The young pitcher collapsed and began convulsing while players and teammates looked on in horror.
"He was just laying there motionless," remembered Harley Trero, who was in the stands Thursday night. "The trainers came out and his legs start to shake, that's when the entire stadium just went quiet."
Zombro was carted off of the field and taken to Duke University Hospital. The rest of the game was called off.
"Everyone was just kind of looking at each other as we left the stadium. It was a weird way to leave baseball game," Trero said.
Several years ago, the same thing happened to then-Rays pitcher Alex Cobb. He suffered a concussion and experienced vertigo for two months.

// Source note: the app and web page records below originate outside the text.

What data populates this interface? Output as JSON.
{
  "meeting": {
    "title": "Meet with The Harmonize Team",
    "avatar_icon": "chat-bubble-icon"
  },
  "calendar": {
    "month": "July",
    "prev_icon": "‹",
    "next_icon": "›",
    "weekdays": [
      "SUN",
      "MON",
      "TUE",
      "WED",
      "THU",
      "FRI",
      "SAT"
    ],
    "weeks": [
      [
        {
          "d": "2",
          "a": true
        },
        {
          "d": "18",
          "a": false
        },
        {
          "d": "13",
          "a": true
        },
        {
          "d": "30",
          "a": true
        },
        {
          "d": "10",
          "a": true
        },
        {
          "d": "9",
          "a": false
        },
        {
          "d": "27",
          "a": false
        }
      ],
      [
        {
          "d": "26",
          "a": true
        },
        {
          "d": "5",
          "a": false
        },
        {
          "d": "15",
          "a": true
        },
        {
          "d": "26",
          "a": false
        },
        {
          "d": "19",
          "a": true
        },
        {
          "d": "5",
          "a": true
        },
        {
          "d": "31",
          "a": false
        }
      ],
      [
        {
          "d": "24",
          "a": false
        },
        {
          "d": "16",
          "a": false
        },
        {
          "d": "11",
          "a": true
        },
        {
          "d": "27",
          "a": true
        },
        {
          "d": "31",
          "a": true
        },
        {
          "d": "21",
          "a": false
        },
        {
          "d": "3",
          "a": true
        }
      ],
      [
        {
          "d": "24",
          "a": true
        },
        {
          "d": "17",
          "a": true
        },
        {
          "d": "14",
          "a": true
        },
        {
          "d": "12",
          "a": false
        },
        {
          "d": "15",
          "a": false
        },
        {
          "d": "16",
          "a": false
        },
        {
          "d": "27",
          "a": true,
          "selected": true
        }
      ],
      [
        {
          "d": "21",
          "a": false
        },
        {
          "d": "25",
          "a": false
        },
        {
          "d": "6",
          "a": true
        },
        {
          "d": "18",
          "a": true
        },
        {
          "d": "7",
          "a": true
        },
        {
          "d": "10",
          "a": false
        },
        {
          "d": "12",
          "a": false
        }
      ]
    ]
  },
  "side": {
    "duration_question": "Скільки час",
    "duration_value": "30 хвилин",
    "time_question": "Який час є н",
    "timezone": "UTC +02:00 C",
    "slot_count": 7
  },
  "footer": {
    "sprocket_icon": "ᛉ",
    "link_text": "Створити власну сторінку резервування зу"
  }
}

Major League pitchers can wear safety gear, although it's not mandatory and is rarely done.
In a statement Friday, the Rays said that updates on Zombro's condition from overnight were positive. Zombro remained hospitalized and was said to be stable.
PORT CHARLOTTE, FL - FEBRUARY 22: Tyler Zombro #82 of the Tampa Bay Rays poses during Photo Day on Monday, February 22, 2021 at Charlotte Sports Park in Port Charlotte, Florida. (Photo by Mary DeCicco/MLB Photos via Getty Images)
The 26-year-old was signed in 2017, right out of college.
"It is one of the strangest things I've seen on a baseball field as far as in person," Trero said.
Friday's Durham Bulls game was also canceled.